15 Such proposals of marriage from rakshasa women/men are typical of life in the forest. The Mahabharata narrates one such instance where the proposal was accepted. During the exile of the Pandavas, Hidimba expressed her wish to marry Bhima, to which Kunthi gave her permission readily. Mahabharata. 1.142.15-35.

16 Sita blames herself for the imprisonment. Ramayana.5.23, 24, 26.

17 It is also noted that she did not take the easy way out of her imprisonment. She is strong enough to rescue herself, but that would belittle the image of her husband. She also refused the offer of Hanuman to ride on his back and escape the imprisonment. She waited for the ultimate victory for her husband and for herself.

18 Citations for this section of the paper are based on Uttarakanda of the Ramayana edited and published by Manmatha Nath Dutt. The Ramayana. (Calcutta: M.N. Dutt, 1893).

19 As for Rama, he is purest of the pure. His mere touch purified Ahalya and transformed her back into a woman from stone (turned into stone due to her sexual transgression with Indra). Would’nt Rama’s touch may have purified Sita. It seems in Sita’s case Rama is concerned more about what people said or thought rather than her actions or purity. She had once proved her purity by emerging through the fire ordeal. Considering the fact that Sita had already performed agnipariksha and proved her chastity and purity once, makes the rumor of the spy a trifle reason.

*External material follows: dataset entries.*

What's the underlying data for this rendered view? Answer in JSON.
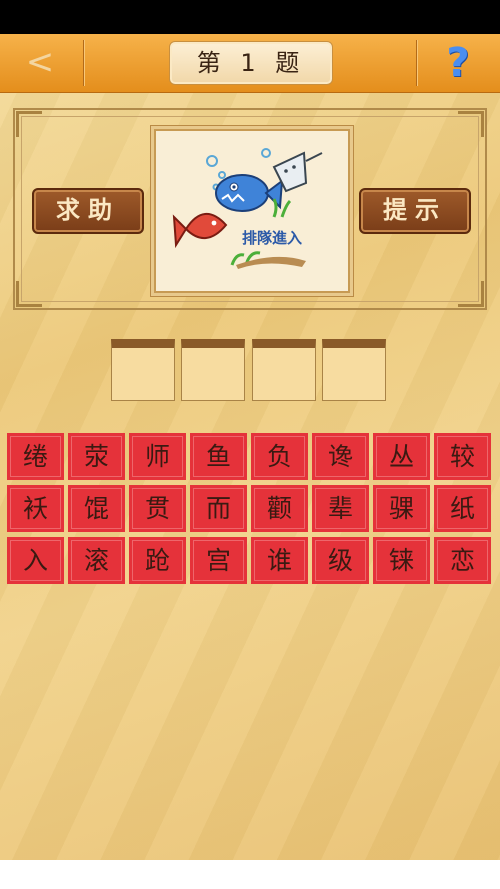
{
  "header": {
    "back_glyph": "<",
    "title": "第 1 题",
    "help_glyph": "?"
  },
  "buttons": {
    "help_label": "求助",
    "hint_label": "提示"
  },
  "puzzle": {
    "caption": "排隊進入"
  },
  "answer": {
    "slots": [
      "",
      "",
      "",
      ""
    ]
  },
  "tiles": [
    [
      "绻",
      "荥",
      "师",
      "鱼",
      "负",
      "谗",
      "丛",
      "较"
    ],
    [
      "袄",
      "馄",
      "贯",
      "而",
      "颧",
      "辈",
      "骒",
      "纸"
    ],
    [
      "入",
      "滚",
      "跄",
      "宫",
      "谁",
      "级",
      "铼",
      "恋"
    ]
  ],
  "colors": {
    "nav_orange": "#e48e1c",
    "tile_red": "#e5323a",
    "help_blue": "#4a8ef0",
    "wood_brown": "#7a3d18"
  }
}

20 I heard this story from my mother Mandalapu Ramaseetha Devi. I thank her for sharing this and many, many other stories, which continue to enrich my life.




Lavanya Vemsani
Dr Vemsani is a Distinguished University Professor of History, Department of Social Sciences Shawnee State University.

Leave a Reply

Your email address will not be published. Required fields are marked *

11 − one =